Hot on the heels of January’s release of Smoo #4, the next issue of my autobiographical zine is done and dusted. Smoo #5 was completed in record time - 40 pages in three months - in preparation for my imminent trip to Toronto. The comic is all ready to go to the printers as soon as I’ve got enough pre-orders to help the process along. The zine contains 8 stories covering seaside landscapes, stone-throwing youths, going fishing, swimming in ponds and excerpts from an 18th Century Medical Journal. You can read about it in on the Forbidden Planet International blog, or you can get it here.
Meet Oliver Harris
Now that ‘The Sorry Entertainer’ newspaper comics anthology that Nick and I put out last May is out of print, you can finally read my story on-line. ‘This is Oliver Harris’ is a detached glimpse of one child’s imaginative escape from other people. In no way autobiographical. Here are some panels (click through to read the whole thing).
Stay in touch with Smoo News

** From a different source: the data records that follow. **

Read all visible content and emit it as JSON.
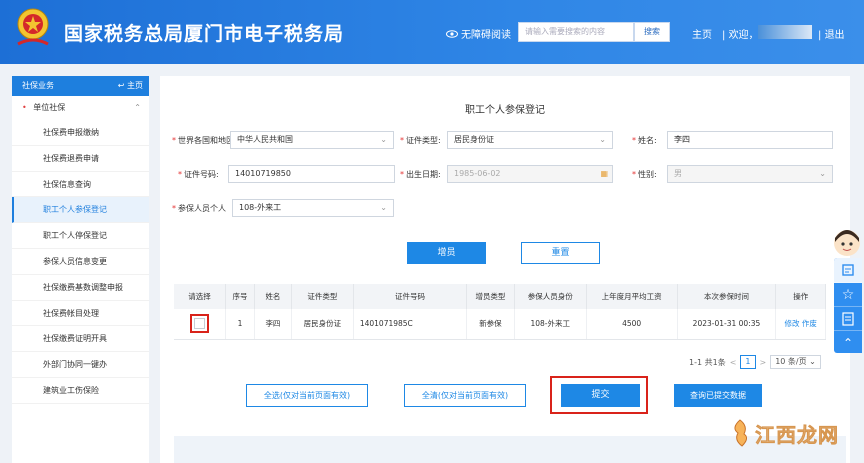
{
  "header": {
    "title": "国家税务总局厦门市电子税务局",
    "accessibility": "无障碍阅读",
    "search_placeholder": "请输入需要搜索的内容",
    "search_button": "搜索",
    "home": "主页",
    "welcome": "欢迎，",
    "logout": "退出"
  },
  "sidebar": {
    "header": "社保业务",
    "home_link": "主页",
    "group": "单位社保",
    "items": [
      "社保费申报缴纳",
      "社保费退费申请",
      "社保信息查询",
      "职工个人参保登记",
      "职工个人停保登记",
      "参保人员信息变更",
      "社保缴费基数调整申报",
      "社保费帐目处理",
      "社保缴费证明开具",
      "外部门协同一键办",
      "建筑业工伤保险"
    ],
    "active_index": 3
  },
  "form": {
    "heading": "职工个人参保登记",
    "country_label": "世界各国和地区",
    "country_value": "中华人民共和国",
    "id_type_label": "证件类型:",
    "id_type_value": "居民身份证",
    "name_label": "姓名:",
    "name_value": "李四",
    "id_no_label": "证件号码:",
    "id_no_value": "14010719850",
    "birth_label": "出生日期:",
    "birth_value": "1985-06-02",
    "gender_label": "性别:",
    "gender_value": "男",
    "insured_type_label": "参保人员个人",
    "insured_type_value": "108-外来工",
    "add_button": "增员",
    "reset_button": "重置"
  },
  "table": {
    "headers": [
      "请选择",
      "序号",
      "姓名",
      "证件类型",
      "证件号码",
      "增员类型",
      "参保人员身份",
      "上年度月平均工资",
      "本次参保时间",
      "操作"
    ],
    "rows": [
      {
        "seq": "1",
        "name": "李四",
        "id_type": "居民身份证",
        "id_no": "1401071985C",
        "add_type": "新参保",
        "identity": "108-外来工",
        "avg_wage": "4500",
        "time": "2023-01-31 00:35",
        "edit": "修改",
        "void": "作废"
      }
    ]
  },
  "pager": {
    "summary": "1-1 共1条",
    "prev": "<",
    "page": "1",
    "next": ">",
    "size": "10 条/页"
  },
  "actions": {
    "select_all": "全选(仅对当前页面有效)",
    "clear_all": "全清(仅对当前页面有效)",
    "submit": "提交",
    "query": "查询已提交数据"
  },
  "watermark": "江西龙网",
  "colors": {
    "primary": "#1e88e5",
    "header": "#2f86e6",
    "highlight": "#d9231a"
  }
}
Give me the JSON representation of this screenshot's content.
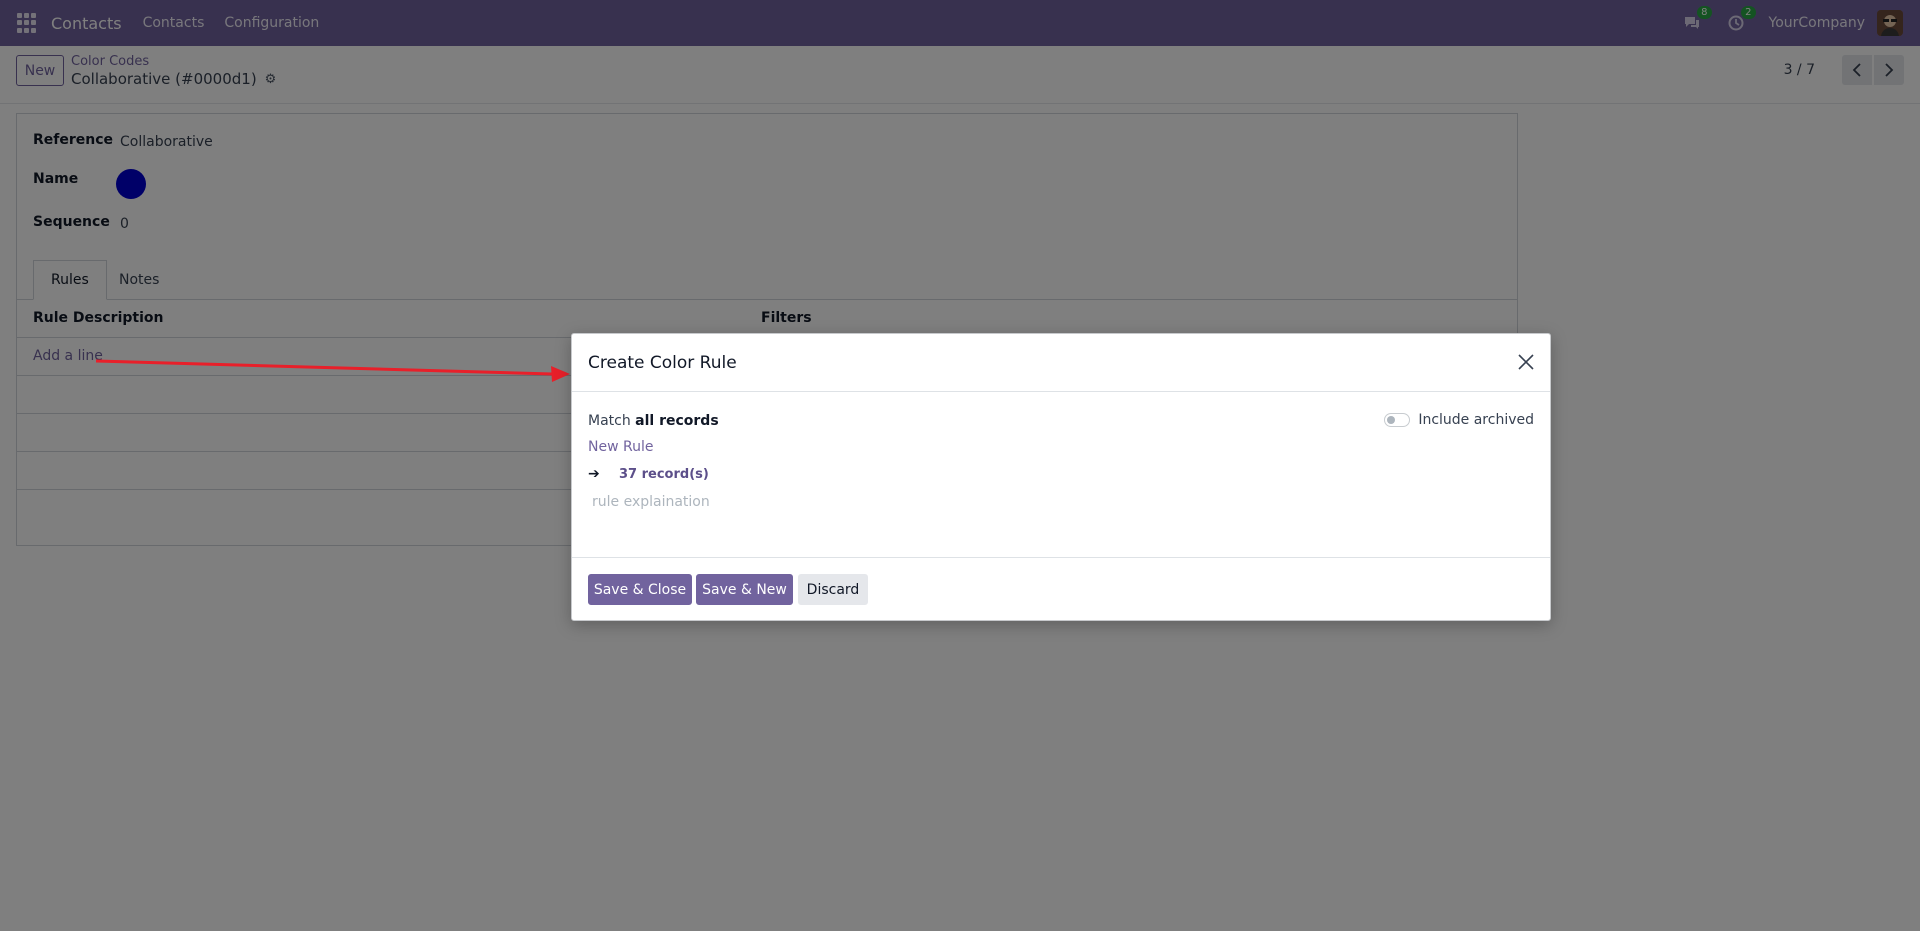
{
  "navbar": {
    "app_name": "Contacts",
    "menu": [
      "Contacts",
      "Configuration"
    ],
    "messages_count": "8",
    "activities_count": "2",
    "company": "YourCompany"
  },
  "control_panel": {
    "new_label": "New",
    "breadcrumb_parent": "Color Codes",
    "breadcrumb_current": "Collaborative (#0000d1)",
    "pager": "3 / 7"
  },
  "form": {
    "reference_label": "Reference",
    "reference_value": "Collaborative",
    "name_label": "Name",
    "name_color": "#0000d1",
    "sequence_label": "Sequence",
    "sequence_value": "0",
    "tabs": [
      "Rules",
      "Notes"
    ],
    "columns": [
      "Rule Description",
      "Filters"
    ],
    "add_line": "Add a line"
  },
  "dialog": {
    "title": "Create Color Rule",
    "match_prefix": "Match",
    "match_scope": "all records",
    "include_archived": "Include archived",
    "new_rule": "New Rule",
    "record_count": "37 record(s)",
    "explanation_placeholder": "rule explaination",
    "buttons": {
      "save_close": "Save & Close",
      "save_new": "Save & New",
      "discard": "Discard"
    }
  },
  "colors": {
    "brand": "#71639e",
    "annotation_arrow": "#e8202a"
  }
}
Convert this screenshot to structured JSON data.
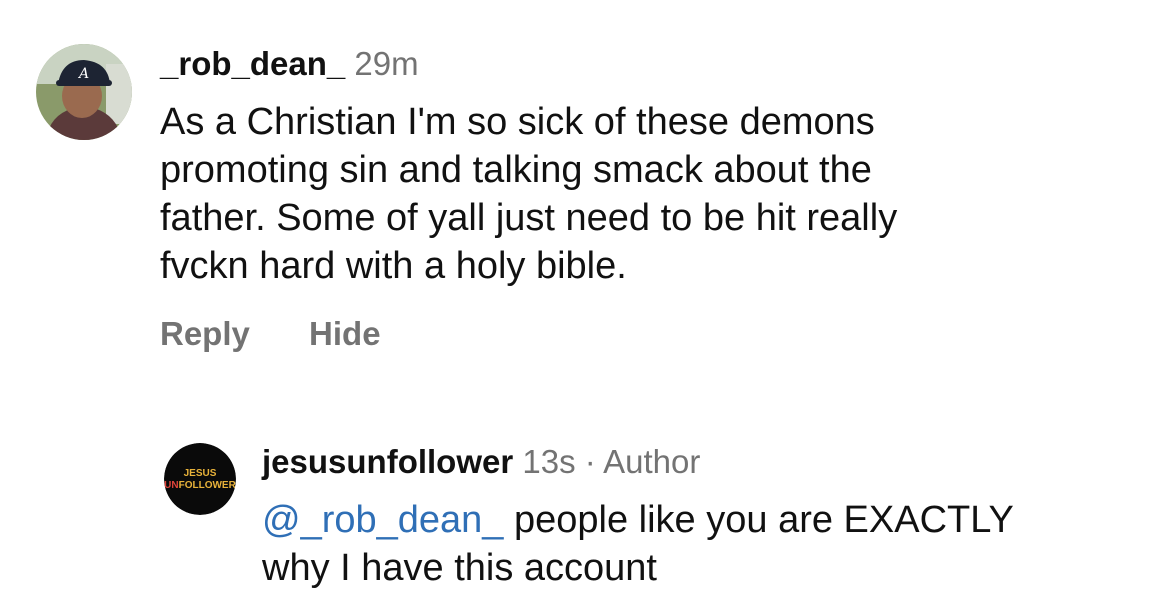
{
  "comment1": {
    "username": "_rob_dean_",
    "time": "29m",
    "text_lines": [
      "As a Christian I'm so sick of these demons",
      "promoting sin and talking smack about the",
      "father. Some of yall just need to be hit really",
      "fvckn hard with a holy bible."
    ],
    "actions": {
      "reply": "Reply",
      "hide": "Hide"
    },
    "avatar": {
      "cap_logo": "A"
    }
  },
  "comment2": {
    "username": "jesusunfollower",
    "time": "13s",
    "separator": "·",
    "role": "Author",
    "mention": "@_rob_dean_",
    "text_line1_rest": " people like you are EXACTLY",
    "text_line2": "why I have this account",
    "avatar": {
      "logo_line1": "JESUS",
      "logo_line2_prefix": "UN",
      "logo_line2_rest": "FOLLOWER"
    }
  },
  "colors": {
    "mention": "#2f6fb6",
    "secondary_text": "#737373",
    "logo_gold": "#e8b23a"
  }
}
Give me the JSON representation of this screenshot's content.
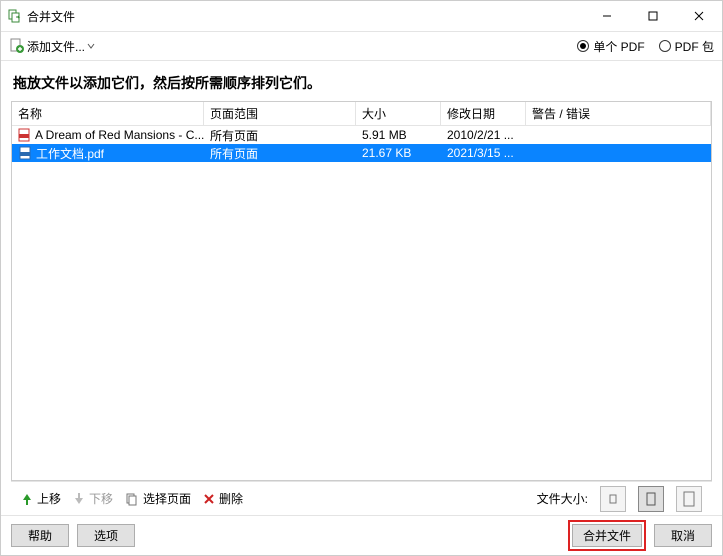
{
  "window_title": "合并文件",
  "toolbar": {
    "add_files_label": "添加文件...",
    "radio_single_pdf": "单个 PDF",
    "radio_pdf_pack": "PDF 包"
  },
  "instruction": "拖放文件以添加它们，然后按所需顺序排列它们。",
  "columns": {
    "name": "名称",
    "range": "页面范围",
    "size": "大小",
    "date": "修改日期",
    "warn": "警告 / 错误"
  },
  "rows": [
    {
      "name": "A Dream of Red Mansions - C...",
      "range": "所有页面",
      "size": "5.91 MB",
      "date": "2010/2/21 ..."
    },
    {
      "name": "工作文档.pdf",
      "range": "所有页面",
      "size": "21.67 KB",
      "date": "2021/3/15 ..."
    }
  ],
  "bottom": {
    "move_up": "上移",
    "move_down": "下移",
    "select_pages": "选择页面",
    "delete": "删除",
    "file_size_label": "文件大小:"
  },
  "footer": {
    "help": "帮助",
    "options": "选项",
    "merge": "合并文件",
    "cancel": "取消"
  }
}
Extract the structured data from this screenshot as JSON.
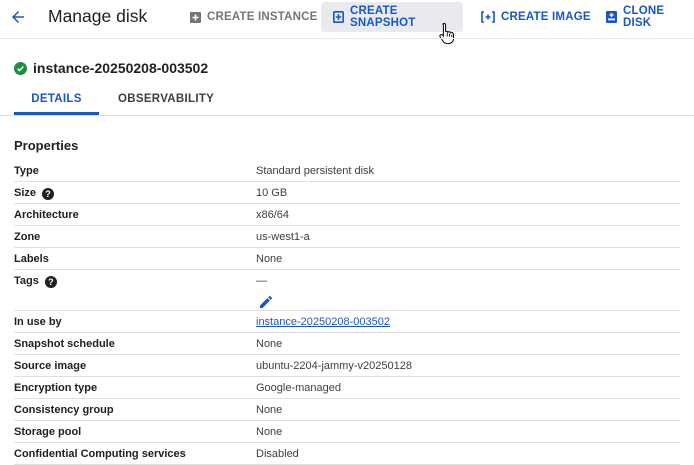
{
  "header": {
    "title": "Manage disk",
    "back_icon": "arrow-left-icon",
    "actions": [
      {
        "label": "CREATE INSTANCE",
        "icon": "create-instance-icon",
        "state": "disabled"
      },
      {
        "label": "CREATE SNAPSHOT",
        "icon": "snapshot-icon",
        "state": "hovered"
      },
      {
        "label": "CREATE IMAGE",
        "icon": "create-image-icon",
        "state": "enabled"
      },
      {
        "label": "CLONE DISK",
        "icon": "clone-disk-icon",
        "state": "enabled"
      }
    ]
  },
  "instance": {
    "name": "instance-20250208-003502",
    "status_icon": "check-circle-icon",
    "status_color": "#1e8e3e"
  },
  "tabs": [
    {
      "label": "DETAILS",
      "selected": true
    },
    {
      "label": "OBSERVABILITY",
      "selected": false
    }
  ],
  "properties": {
    "title": "Properties",
    "rows": [
      {
        "key": "Type",
        "value": "Standard persistent disk"
      },
      {
        "key": "Size",
        "value": "10 GB",
        "help": true
      },
      {
        "key": "Architecture",
        "value": "x86/64"
      },
      {
        "key": "Zone",
        "value": "us-west1-a"
      },
      {
        "key": "Labels",
        "value": "None"
      },
      {
        "key": "Tags",
        "value": "—",
        "help": true,
        "edit_icon": "pencil-icon"
      },
      {
        "key": "In use by",
        "value": "instance-20250208-003502",
        "link": true
      },
      {
        "key": "Snapshot schedule",
        "value": "None"
      },
      {
        "key": "Source image",
        "value": "ubuntu-2204-jammy-v20250128"
      },
      {
        "key": "Encryption type",
        "value": "Google-managed"
      },
      {
        "key": "Consistency group",
        "value": "None"
      },
      {
        "key": "Storage pool",
        "value": "None"
      },
      {
        "key": "Confidential Computing services",
        "value": "Disabled"
      }
    ]
  },
  "colors": {
    "accent": "#1a56c7",
    "disabled": "#757575",
    "hover_bg": "#e8eaed"
  }
}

In a staggering step of sepia nostalgia, I’ve decided to party like it’s 1996 and started a mailing list. Sign-up to be kept up-to-date with the latest news, advance deals on new comics and special offers/discounts for my online shop. In the blink and you’ll miss it world of Twitter and Tumblr, it’ll be a way to keep connected to what is going on over here from the comfort of your nicely appointed email client inbox. Click here to sign up.
Remember Things in Panels ? No? Well it’s back.
Things in Panels is the collective name that Nick and I use to put out publications and the name we use when we table together at conventions. While Nick is floating around Australia for a while, I’ve updated the website with some of our latest news. We have plans for more publications later this year, so do keep an eye out. If you’re a Tumblr user, do consider following us.
Flogging comics across the world:
Two up-coming events of note. First, I’ll be at flying solo at the Toronto Comic Arts Festival, May 5th and 6th 2012. Then, in November, Things in Panels will once again be appearing at Thought Bubble Festival in Leeds. Nick will be back for this one.
That’s it for now. More news to follow in the coming weeks..